DATASET EXTRACT Start Marker

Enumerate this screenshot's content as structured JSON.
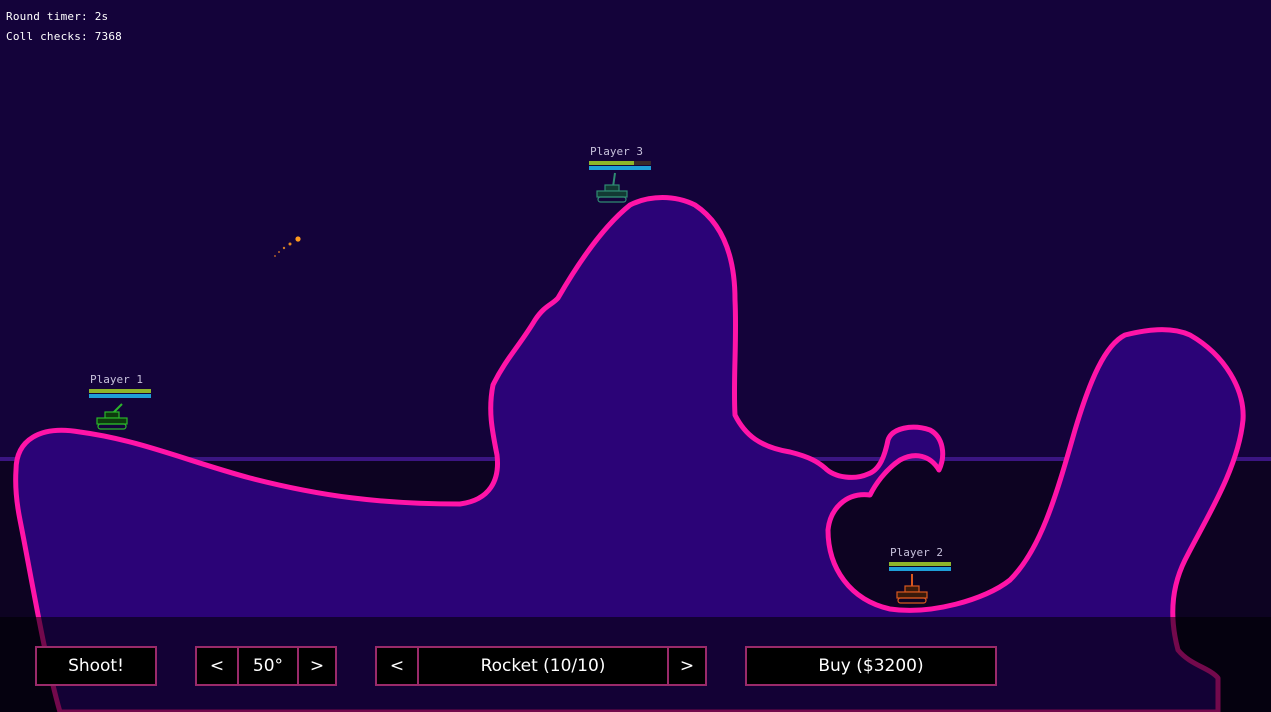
{
  "hud": {
    "round_timer": "Round timer: 2s",
    "coll_checks": "Coll checks: 7368"
  },
  "players": [
    {
      "name": "Player 1",
      "health": 1.0,
      "fuel": 1.0,
      "color": "#2bb52b"
    },
    {
      "name": "Player 3",
      "health": 0.72,
      "fuel": 1.0,
      "color": "#2f8a72"
    },
    {
      "name": "Player 2",
      "health": 1.0,
      "fuel": 1.0,
      "color": "#d8571e"
    }
  ],
  "controls": {
    "shoot_label": "Shoot!",
    "angle_prev": "<",
    "angle_value": "50°",
    "angle_next": ">",
    "weapon_prev": "<",
    "weapon_value": "Rocket (10/10)",
    "weapon_next": ">",
    "buy_label": "Buy ($3200)"
  },
  "colors": {
    "sky": "#14033a",
    "terrain_fill": "#2b0377",
    "terrain_edge": "#ff14a8",
    "water_line": "#3b1582",
    "lower_band": "#0d0322",
    "button_border": "#9a2a6a",
    "projectile": "#ff9a1e"
  }
}
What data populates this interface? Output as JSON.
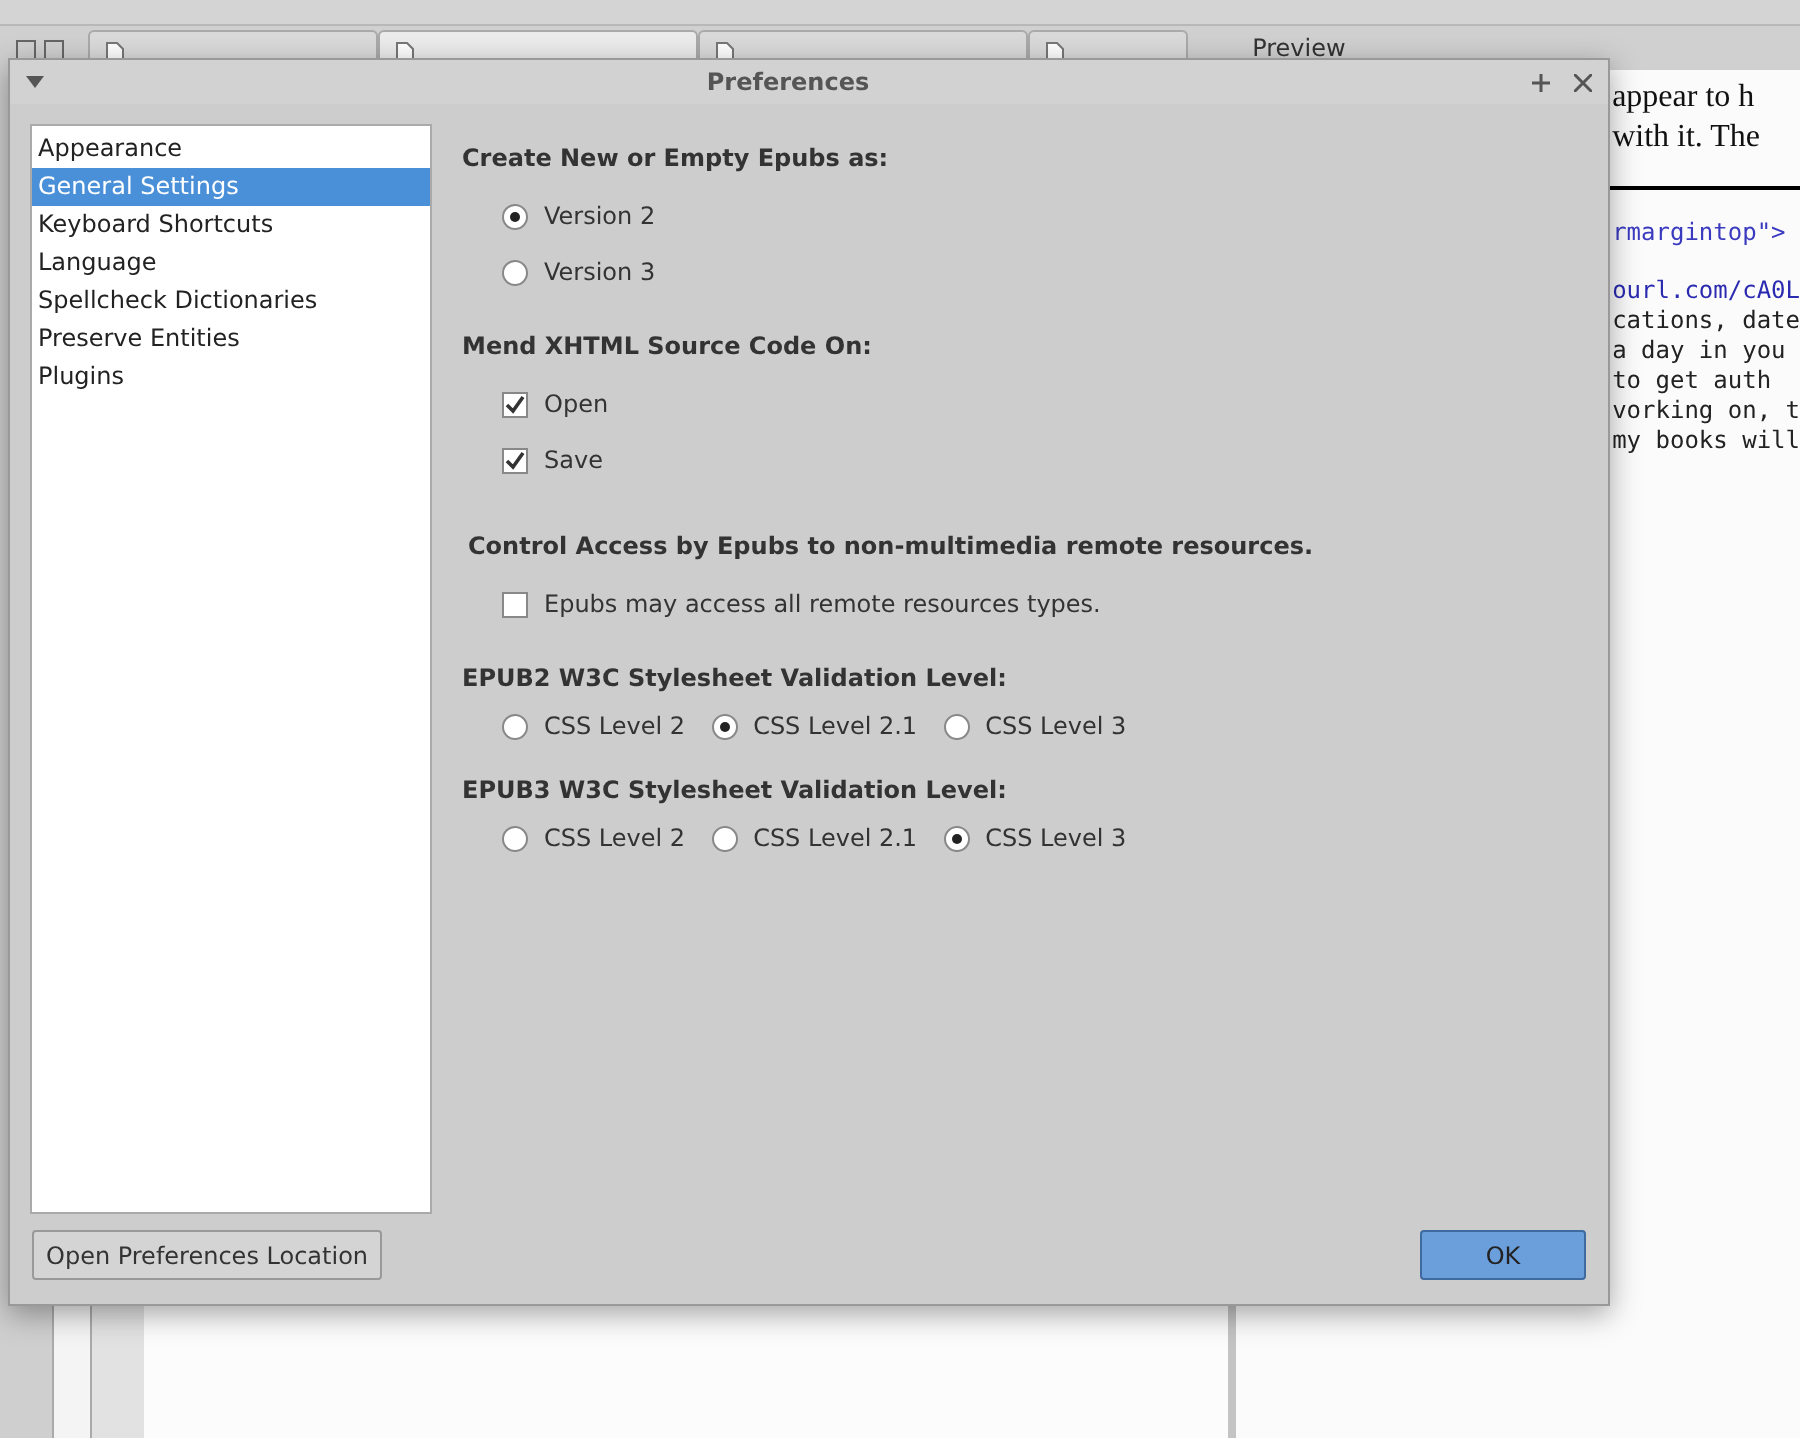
{
  "background": {
    "tabs": [
      {
        "selected": false
      },
      {
        "selected": true
      },
      {
        "selected": false
      },
      {
        "selected": false
      }
    ],
    "preview": {
      "title": "Preview",
      "text_lines": [
        "appear to h",
        "with it. The"
      ],
      "code_lines": [
        {
          "text": "rmargintop\">",
          "kind": "markup"
        },
        {
          "text": "ourl.com/cA0L",
          "kind": "link"
        },
        {
          "text": "cations, date",
          "kind": "plain"
        },
        {
          "text": "a day in you",
          "kind": "plain"
        },
        {
          "text": "to get auth",
          "kind": "plain"
        },
        {
          "text": "vorking on, t",
          "kind": "plain"
        },
        {
          "text": "my books will",
          "kind": "plain"
        }
      ]
    }
  },
  "dialog": {
    "title": "Preferences",
    "categories": [
      {
        "label": "Appearance",
        "selected": false
      },
      {
        "label": "General Settings",
        "selected": true
      },
      {
        "label": "Keyboard Shortcuts",
        "selected": false
      },
      {
        "label": "Language",
        "selected": false
      },
      {
        "label": "Spellcheck Dictionaries",
        "selected": false
      },
      {
        "label": "Preserve Entities",
        "selected": false
      },
      {
        "label": "Plugins",
        "selected": false
      }
    ],
    "sections": [
      {
        "kind": "radio",
        "heading": "Create New or Empty Epubs as:",
        "options": [
          {
            "label": "Version 2",
            "selected": true
          },
          {
            "label": "Version 3",
            "selected": false
          }
        ]
      },
      {
        "kind": "check",
        "heading": "Mend XHTML Source Code On:",
        "options": [
          {
            "label": "Open",
            "checked": true
          },
          {
            "label": "Save",
            "checked": true
          }
        ]
      },
      {
        "kind": "check",
        "heading": "Control Access by Epubs to non-multimedia remote resources.",
        "options": [
          {
            "label": "Epubs may access all remote resources types.",
            "checked": false
          }
        ]
      },
      {
        "kind": "radio_row",
        "heading": "EPUB2 W3C Stylesheet Validation Level:",
        "options": [
          {
            "label": "CSS Level 2",
            "selected": false
          },
          {
            "label": "CSS Level 2.1",
            "selected": true
          },
          {
            "label": "CSS Level 3",
            "selected": false
          }
        ]
      },
      {
        "kind": "radio_row",
        "heading": "EPUB3 W3C Stylesheet Validation Level:",
        "options": [
          {
            "label": "CSS Level 2",
            "selected": false
          },
          {
            "label": "CSS Level 2.1",
            "selected": false
          },
          {
            "label": "CSS Level 3",
            "selected": true
          }
        ]
      }
    ],
    "location_button": "Open Preferences Location",
    "ok_button": "OK"
  }
}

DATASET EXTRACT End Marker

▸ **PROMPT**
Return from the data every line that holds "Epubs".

▸ **ANSWER BOX**
        "heading": "Create New or Empty Epubs as:",
        "heading": "Control Access by Epubs to non-multimedia remote resources.",
            "label": "Epubs may access all remote resources types.",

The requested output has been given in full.